Telecom Crimes Against the IoT and 5G
Telecommunications or telecom technology is the underpinning of the modern internet, and consequently, the internet’s growing segment, the internet of things (IoT). The relationship is exemplified as advances in network connectivity as we move to 5G.
Telecommunications or telecom technology is the underpinning of the modern internet, and consequently, the internet’s growing segment, the internet of things (IoT). Likewise, the global telecommunications network we enjoy today has been greatly influenced by the existence and growth of the internet. Between telecom and the internet is a two-way relationship, even an indistinguishable divide for users. We experience this since the very same telecom carriers we subscribe to allow us to connect to the internet. At its best, this relationship is exemplified as advances in network connectivity as we move to 5G. In our paper with Europol’s European Cybercrime Centre (EC3), “Cyber-Telecom Crime Report 2019,” we explore how this relationship can also be used to threaten and defraud the IoT.
The SIM Connection
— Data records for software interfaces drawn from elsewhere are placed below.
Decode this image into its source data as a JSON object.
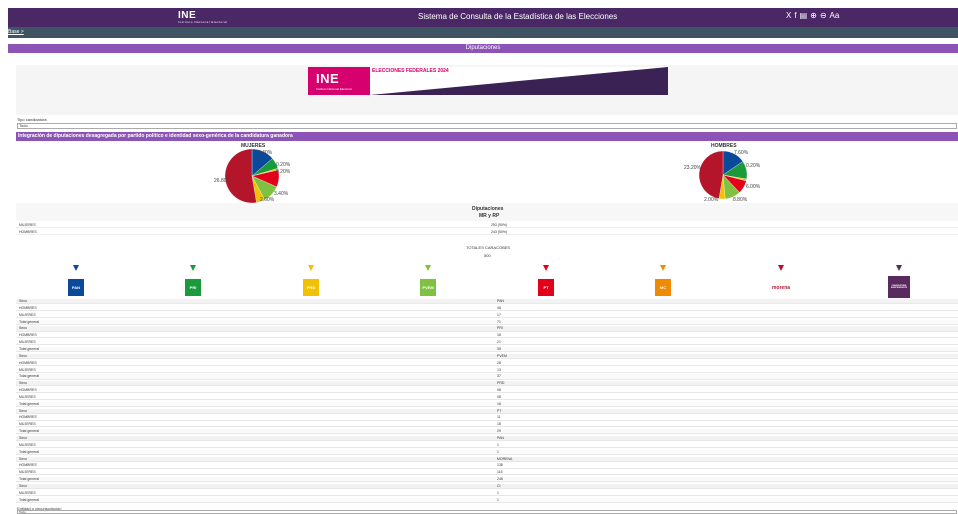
{
  "header": {
    "logo_text": "INE",
    "logo_sub": "Instituto Nacional Electoral",
    "title": "Sistema de Consulta de la Estadística de las Elecciones",
    "tools": [
      "X",
      "f",
      "▤",
      "⊕",
      "⊖",
      "Aa"
    ]
  },
  "subnav": {
    "link": "Base >"
  },
  "section": {
    "title": "Diputaciones"
  },
  "banner": {
    "logo": "INE",
    "logo_sub": "Instituto Nacional Electoral",
    "title": "ELECCIONES FEDERALES 2024"
  },
  "filter": {
    "label": "Tipo candidatura",
    "value": "Todo"
  },
  "integration": {
    "title": "Integración de diputaciones desagregada por partido político e identidad sexo-genérica de la candidatura ganadora"
  },
  "pies": [
    {
      "title": "MUJERES",
      "labels": [
        "3.40%",
        "0.20%",
        "0.20%",
        "3.40%",
        "26.80%",
        "1.40%",
        "2.60%"
      ]
    },
    {
      "title": "HOMBRES",
      "labels": [
        "7.60%",
        "0.20%",
        "23.20%",
        "6.00%",
        "2.00%",
        "8.80%"
      ]
    }
  ],
  "summary": {
    "title": "Diputaciones",
    "subtitle": "MR y RP",
    "rows": [
      {
        "label": "MUJERES",
        "value": "253 (50%)"
      },
      {
        "label": "HOMBRES",
        "value": "243 (50%)"
      }
    ],
    "total_label": "TOTALES CARACOBES",
    "total_value": "500"
  },
  "parties": [
    {
      "name": "PAN",
      "color": "#0b4a9b"
    },
    {
      "name": "PRI",
      "color": "#1a9a3c"
    },
    {
      "name": "PRD",
      "color": "#f2c200"
    },
    {
      "name": "PVEM",
      "color": "#7fc241"
    },
    {
      "name": "PT",
      "color": "#e3001b"
    },
    {
      "name": "MC",
      "color": "#f08a00"
    },
    {
      "name": "morena",
      "color": "#b5152b"
    },
    {
      "name": "CANDIDATURA INDEPENDIENTE",
      "color": "#5a2a5e"
    }
  ],
  "table": {
    "rows": [
      {
        "c1": "Sexo",
        "c2": "PAN",
        "type": "hdr"
      },
      {
        "c1": "HOMBRES",
        "c2": "46",
        "type": ""
      },
      {
        "c1": "MUJERES",
        "c2": "17",
        "type": ""
      },
      {
        "c1": "Total general",
        "c2": "71",
        "type": "hl"
      },
      {
        "c1": "Sexo",
        "c2": "PRI",
        "type": "hdr"
      },
      {
        "c1": "HOMBRES",
        "c2": "18",
        "type": ""
      },
      {
        "c1": "MUJERES",
        "c2": "21",
        "type": ""
      },
      {
        "c1": "Total general",
        "c2": "35",
        "type": "hl"
      },
      {
        "c1": "Sexo",
        "c2": "PVEM",
        "type": "hdr"
      },
      {
        "c1": "HOMBRES",
        "c2": "28",
        "type": ""
      },
      {
        "c1": "MUJERES",
        "c2": "13",
        "type": ""
      },
      {
        "c1": "Total general",
        "c2": "37",
        "type": "hl"
      },
      {
        "c1": "Sexo",
        "c2": "PRD",
        "type": "hdr"
      },
      {
        "c1": "HOMBRES",
        "c2": "08",
        "type": ""
      },
      {
        "c1": "MUJERES",
        "c2": "08",
        "type": ""
      },
      {
        "c1": "Total general",
        "c2": "16",
        "type": "hl"
      },
      {
        "c1": "Sexo",
        "c2": "PT",
        "type": "hdr"
      },
      {
        "c1": "HOMBRES",
        "c2": "11",
        "type": ""
      },
      {
        "c1": "MUJERES",
        "c2": "18",
        "type": ""
      },
      {
        "c1": "Total general",
        "c2": "29",
        "type": "hl"
      },
      {
        "c1": "Sexo",
        "c2": "PAN",
        "type": "hdr"
      },
      {
        "c1": "MUJERES",
        "c2": "1",
        "type": ""
      },
      {
        "c1": "Total general",
        "c2": "1",
        "type": "hl"
      },
      {
        "c1": "Sexo",
        "c2": "MORENA",
        "type": "hdr"
      },
      {
        "c1": "HOMBRES",
        "c2": "138",
        "type": ""
      },
      {
        "c1": "MUJERES",
        "c2": "116",
        "type": ""
      },
      {
        "c1": "Total general",
        "c2": "246",
        "type": "hl"
      },
      {
        "c1": "Sexo",
        "c2": "CI",
        "type": "hdr"
      },
      {
        "c1": "MUJERES",
        "c2": "1",
        "type": ""
      },
      {
        "c1": "Total general",
        "c2": "1",
        "type": "hl"
      }
    ]
  },
  "bottom": {
    "label": "Entidad o circunscripción",
    "value": "Todo"
  }
}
A common and well-known link that communication devices and internet devices have is the use of a SIM card. For IoT devices to have a unique presence and connection to the internet, they should have a SIM in the same way a phone does. This could be a familiar white SIM card, or something smaller attached to the circuitry of the device. A phone makes or receives calls, SMS, or data. Identically, an IoT device has a SIM to allow it to receive and make calls, SMS, or data.
SIM cards can serve like credit or debit cards in that they are used to initiate billing or connections that have corresponding fees. That’s why SIM cards, unfortunately, can be subject to many of the same frauds and risks credit cards are. In addition, the use of SIM cards — and telecom in general — in fraud appeals to criminals, perhaps because the telecom sector is not under regulation for money laundering controls.
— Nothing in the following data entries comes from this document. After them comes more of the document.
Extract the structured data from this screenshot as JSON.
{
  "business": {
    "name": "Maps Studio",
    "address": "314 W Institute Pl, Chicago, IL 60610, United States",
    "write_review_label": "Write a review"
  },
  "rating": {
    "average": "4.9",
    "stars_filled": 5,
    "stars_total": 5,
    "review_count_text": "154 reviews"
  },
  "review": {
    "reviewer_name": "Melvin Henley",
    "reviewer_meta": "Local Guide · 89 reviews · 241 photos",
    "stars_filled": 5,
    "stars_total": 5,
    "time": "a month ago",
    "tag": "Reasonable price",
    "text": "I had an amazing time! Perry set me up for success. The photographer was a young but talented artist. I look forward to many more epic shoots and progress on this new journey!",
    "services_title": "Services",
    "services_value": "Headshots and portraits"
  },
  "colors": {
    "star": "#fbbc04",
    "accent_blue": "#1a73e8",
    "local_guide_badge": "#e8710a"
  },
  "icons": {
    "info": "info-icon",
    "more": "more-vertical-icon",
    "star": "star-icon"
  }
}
In the case of smart city devices like traffic lights and smart rubbish bins, cybercriminals have various ways to abuse SIM cards. They could choose to extract the SIM cards embedded in the IoT devices and use the SIMs to launder money or conduct other illicit activities. In some cases, even when the SIM cards might be difficult to extract, vulnerabilities still lie in how the devices have the capability to change carriers remotely. Moving from one carrier to another creates risks as some carriers could be cooperating with or created by criminals.
Bucketed subscription aggregation is also a problem with the IoT, especially in the development of more complex and large-scale IoT environments like smart cities. Such scale could be met with inadequate security measures, wherein many IoT devices (as many as millions) are aggregated to a single accounting line. When even just a single SIM of these IoT devices is compromised, the fraud it facilitates will be left undetected due to the inadequate accounting oversight.
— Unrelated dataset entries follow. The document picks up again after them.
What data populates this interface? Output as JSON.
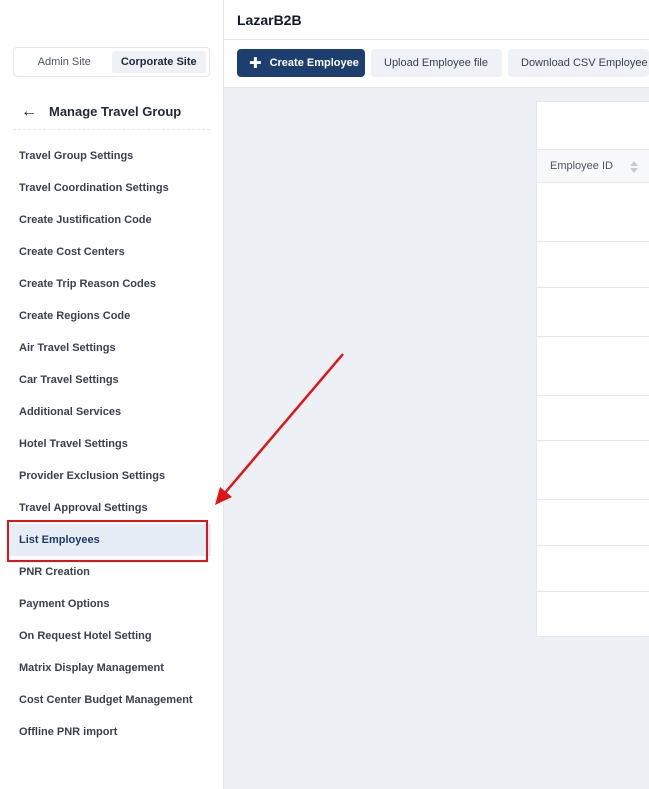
{
  "header": {
    "brand": "LazarB2B"
  },
  "site_switch": {
    "admin": "Admin Site",
    "corporate": "Corporate Site"
  },
  "sidebar": {
    "back_title": "Manage Travel Group",
    "items": [
      {
        "label": "Travel Group Settings"
      },
      {
        "label": "Travel Coordination Settings"
      },
      {
        "label": "Create Justification Code"
      },
      {
        "label": "Create Cost Centers"
      },
      {
        "label": "Create Trip Reason Codes"
      },
      {
        "label": "Create Regions Code"
      },
      {
        "label": "Air Travel Settings"
      },
      {
        "label": "Car Travel Settings"
      },
      {
        "label": "Additional Services"
      },
      {
        "label": "Hotel Travel Settings"
      },
      {
        "label": "Provider Exclusion Settings"
      },
      {
        "label": "Travel Approval Settings"
      },
      {
        "label": "List Employees",
        "active": true
      },
      {
        "label": "PNR Creation"
      },
      {
        "label": "Payment Options"
      },
      {
        "label": "On Request Hotel Setting"
      },
      {
        "label": "Matrix Display Management"
      },
      {
        "label": "Cost Center Budget Management"
      },
      {
        "label": "Offline PNR import"
      }
    ]
  },
  "toolbar": {
    "create": "Create Employee",
    "upload": "Upload Employee file",
    "download": "Download CSV Employee Da"
  },
  "table": {
    "columns": [
      "Employee ID"
    ]
  },
  "colors": {
    "primary": "#1d3f70",
    "annotation": "#e01414",
    "active_bg": "#e6edf6"
  }
}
It is also important to note that even if an IoT device is “dumb” or doesn’t have the ability to call or send messages, it doesn’t mean that its SIM is also limited — a fact that many procurement departments of large-scale IoT implementations might forget. These dumb devices could hold unknown telecom capabilities, ones that could be exploited by cybercriminals for data malware infection or very costly long distance fraud.
Figure 1. IoT SIM supply chain compromise threat model
Large IoT Infrastructures
The scalability of IoT is one of its greatest assets, which, in the case of telecom fraudsters, is something of an opportunity as well. Depending on the number of deployed IoT devices and supporting technologies like dedicated servers, its environment can scale from one entire home to an entire city. The larger the scale, the more challenging it would be to monitor each connected device.
Even smaller-scale environments like smart homes, buildings, and factories do not escape the risk of being used for telecom fraud. Although smart factories are typically isolated from the internet, they do still require some form of cellular data connection to perform backups to an offsite location or undergo remote maintenance. Through this connection, cybercriminals can use cyber-telecom vulnerabilities against them and use them for outbound fraud.
Even smart and autonomous vehicles can be subject to the same attacks as mobile phones. Telephony denial of service (TDoS), for example, could cause a smart car to become lost due to a broken internet connection.
Securing Telecom and the IoT
Keeping in mind the connection between IoT and telecom should help in creating defences against threats that shift from one to the other. Getting a grasp on common channels used by IoT devices can uncover hidden telecom capabilities in them. For IoT devices, simple measures like changing the default settings and credentials of the device can already prevent some of the mentioned telecom attacks.
Telecom technology and the IoT have proven that connectivity can be a powerful tool that helps us save time, improve efficiency, and bridge borders, amongst others. However, connections that run beyond our awareness can be abused to the detriment of others, through crimes like fraud and money laundering. It is important to acknowledge that there is only so much a single organisation or industry can do against an interconnected web of threats. Collaboration and cooperation between all stakeholders, from telecom carriers to security experts and law enforcement, are necessary in keeping our connections safe.
For the complete discussion on telecom threats, read our paper “Cyber-Telecom Crime Report 2019.”